This is a production technique that serves the purpose of making the song something you can lock on to and keep the beat with. Your subconscious picks up on this and you find yourself waving your arms in the air like you’re the love child of Travis Barker & John Bonham. The snare plays such a large part of the song from here on out, the end of the snare sound contributes to the rhythm too. The snare is way more than just a snare for the remainder of the song.

Even more interestingly, the snare (as a percussion instrument) is in almost complete contrast to the bass synth in the chorus. The snare is hard, with sharp edges, the bass is soft & fuzzy. Contrast builds a song.

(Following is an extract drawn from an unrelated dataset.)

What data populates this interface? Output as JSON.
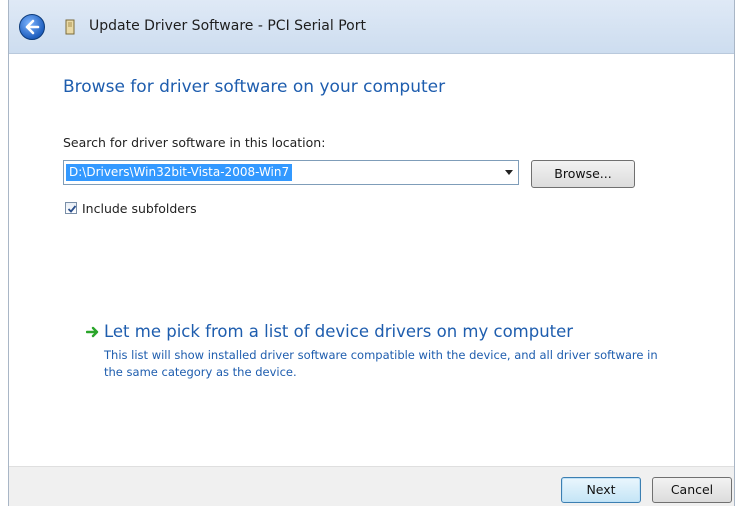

The many vocals in the chorus also contrast to the first verse. Another subconscious element of this song is that when one person sings, you listen. When many people sing, you sing along too. The vocals in the last line of the chorus “than the sun” from 1:25 to about 1:30 beg the listener to scream along with them. And they do. Background vocals tell listeners what to sing along with, and people remember what they sing along with.
However, we’re not finished yet. Through the second verse and chorus, we’re still reaching the climax of the entire song. The climax of the song happens at 2:32, when Janelle Monáe’s vocal comes in. Not only is the listener singing along with the chorus (and screaming out the last line like it’s their lifeline), but the bridge invited the listener participation with an entire chorus of “na na na na” vocals to sing along with! You can even go falsetto and sing in the same register the children that make up this chorus sing.

The climax happens at the middle of the song, and then proceeds to decline back to the original intensity.

The song ends very similar to how it starts, with a simple piano and vocal.